II - July 17–August 3, 2018
What creative possibilities do true stories hold? How can truth telling and storytelling work together? How can we turn ourselves—and other real people—into compelling characters? This class considers the possibilities of journalism and creative nonfiction. We will explore sub-genres ranging from news and magazine writing to memoir and personal essay; from science writing and profiles to humor, food writing, and lyric essay. Students will learn research and reporting skills essential to all forms of nonfiction writing, as well as how to incorporate techniques traditionally associated with fiction writing into journalism and nonfiction. We will engage with a range of nonfiction prose and quality journalism, and use workshops to develop skills as editors and as writers.
Applicants should have some background with creative writing or journalism. They must submit two writing samples, 5-10 pages total, of journalism or any kind of creative writing (longer submissions are acceptable).
Students may choose an optional elective as a supplement to the three required daily class meetings. Please note that participation in an elective will prevent students from partaking in most other midday activities
Comedy Writing: Students spend class time reading, writing, and performing comedy.
Genre Fiction: Students spend class time reading and writing different types of genre fiction, including science fiction, horror, crime, fantasy, and mystery.
Journalism: Students produce a news blog, including but not limited to campus and neighborhood news, book/music/art/restaurant reviews, interviews/profiles, and op-eds.
Publishing House: Students work as editors to create their own literary magazine, which is published at the end of the program.
Write What You Don’t Know: Students read authors who have perfected the art of writing in persona; exercises are designed to help students practice writing from points of view that are distinctly not their own.
Exquisite Corpse: Students wishing to focus more on poetry read a wide and stimulating selection of poems, and work toward finishing a chapbook at the end of the program.
Independent Project: Students complete an additional writing project and take part in extra conferences.
Courses in creative writing are offered in conjunction with the Writing Program at Columbia University’s School of the Arts. Overseen by Chair of Creative Writing Timothy Donnelly, Professor Alan Ziegler, and Director of Creative Writing for Pre-College Programs Christina Rumpf, the creative writing courses are designed to challenge and engage students interested in literary creation, providing them with a substantial foundation for further exploration of their creative work.
Will Augerot teaches and studies creative writing at Columbia University. He has written for n+1, The Rumpus, The Towner, The Morning News, and elsewhere. He was born in Port Chester, New York.
Kristi DiLallo is the founding editor of The Grief Diaries, an online magazine of art and writing about loss. Her own writing centers on her experience navigating the grief of parental incarceration, and her work has appeared in Fusion, Guernica, The Feminist Wire, and elsewhere.

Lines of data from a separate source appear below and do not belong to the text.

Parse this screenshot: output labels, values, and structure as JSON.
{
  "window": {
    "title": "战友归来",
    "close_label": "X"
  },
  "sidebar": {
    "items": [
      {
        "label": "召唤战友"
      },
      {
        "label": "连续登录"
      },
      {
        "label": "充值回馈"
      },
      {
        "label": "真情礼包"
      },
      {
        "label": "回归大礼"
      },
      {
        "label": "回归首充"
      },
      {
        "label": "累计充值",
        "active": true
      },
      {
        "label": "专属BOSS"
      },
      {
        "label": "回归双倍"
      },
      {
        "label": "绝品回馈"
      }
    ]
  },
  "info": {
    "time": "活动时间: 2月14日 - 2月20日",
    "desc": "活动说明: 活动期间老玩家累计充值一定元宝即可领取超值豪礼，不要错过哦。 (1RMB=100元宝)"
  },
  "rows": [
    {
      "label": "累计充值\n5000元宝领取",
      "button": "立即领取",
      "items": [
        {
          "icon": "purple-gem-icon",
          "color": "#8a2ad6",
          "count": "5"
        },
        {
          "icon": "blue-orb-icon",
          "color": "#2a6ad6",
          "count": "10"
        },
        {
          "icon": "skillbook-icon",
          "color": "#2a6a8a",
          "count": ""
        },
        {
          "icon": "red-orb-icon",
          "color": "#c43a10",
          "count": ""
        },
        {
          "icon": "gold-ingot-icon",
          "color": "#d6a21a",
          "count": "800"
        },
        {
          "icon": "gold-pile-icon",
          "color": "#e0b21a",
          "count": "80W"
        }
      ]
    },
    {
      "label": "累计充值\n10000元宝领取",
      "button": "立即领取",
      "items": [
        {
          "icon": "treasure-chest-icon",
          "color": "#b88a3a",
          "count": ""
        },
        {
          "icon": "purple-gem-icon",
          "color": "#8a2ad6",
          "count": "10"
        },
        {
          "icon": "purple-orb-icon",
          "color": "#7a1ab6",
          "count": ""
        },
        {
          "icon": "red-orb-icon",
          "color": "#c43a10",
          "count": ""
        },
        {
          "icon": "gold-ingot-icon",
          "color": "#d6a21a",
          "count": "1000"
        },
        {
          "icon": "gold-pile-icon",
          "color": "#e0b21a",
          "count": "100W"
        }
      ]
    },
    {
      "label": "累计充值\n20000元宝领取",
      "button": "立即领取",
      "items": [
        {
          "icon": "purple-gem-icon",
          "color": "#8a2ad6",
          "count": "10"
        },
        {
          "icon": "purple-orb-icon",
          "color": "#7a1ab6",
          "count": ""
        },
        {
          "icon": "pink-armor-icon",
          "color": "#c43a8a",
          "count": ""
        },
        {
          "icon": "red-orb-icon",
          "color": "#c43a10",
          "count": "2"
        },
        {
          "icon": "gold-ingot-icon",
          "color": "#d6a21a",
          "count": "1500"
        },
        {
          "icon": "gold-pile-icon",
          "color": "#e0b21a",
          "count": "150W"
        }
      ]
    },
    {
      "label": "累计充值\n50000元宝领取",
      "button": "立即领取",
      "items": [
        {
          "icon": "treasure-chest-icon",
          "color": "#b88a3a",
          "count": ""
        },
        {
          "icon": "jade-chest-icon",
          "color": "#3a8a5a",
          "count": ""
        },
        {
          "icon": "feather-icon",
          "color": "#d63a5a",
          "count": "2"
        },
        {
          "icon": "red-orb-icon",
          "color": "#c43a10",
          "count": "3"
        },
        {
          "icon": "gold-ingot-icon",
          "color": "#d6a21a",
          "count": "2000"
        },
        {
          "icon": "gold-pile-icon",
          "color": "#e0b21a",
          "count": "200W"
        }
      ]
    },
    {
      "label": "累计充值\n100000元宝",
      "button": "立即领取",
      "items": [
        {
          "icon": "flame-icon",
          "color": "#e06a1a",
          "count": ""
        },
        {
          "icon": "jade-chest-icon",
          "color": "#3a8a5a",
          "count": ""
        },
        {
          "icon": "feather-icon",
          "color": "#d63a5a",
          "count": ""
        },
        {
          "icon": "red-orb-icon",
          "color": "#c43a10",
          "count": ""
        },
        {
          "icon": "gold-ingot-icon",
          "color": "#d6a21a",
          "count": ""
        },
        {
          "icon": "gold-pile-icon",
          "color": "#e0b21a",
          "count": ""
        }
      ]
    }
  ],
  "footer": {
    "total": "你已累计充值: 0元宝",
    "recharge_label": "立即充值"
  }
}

Kristen Martin recently received an MFA in nonfiction writing from Columbia University. She is at work on a collection of essays that explores and meditates on grief. Her personal and critical essays have been published in Literary Hub, Catapult Magazine, Real Life, The Hairpin, Guernica, The Toast, Google Play Editorial, Public Books, Saveur, The Grief Diaries, The Pennsylvania Gazette, Cleaver Magazine, and elsewhere. She teaches first-year writing at Columbia University and Baruch College.
Daniel Penny is a critic, journalist, and poet with an MFA in creative nonfiction from Columbia University. His writing has appeared in the New Republic, The New Inquiry, The Rumpus, The Village Voice, The Collagist, Slice Magazine, and others. He teaches writing at Parsons and Columbia.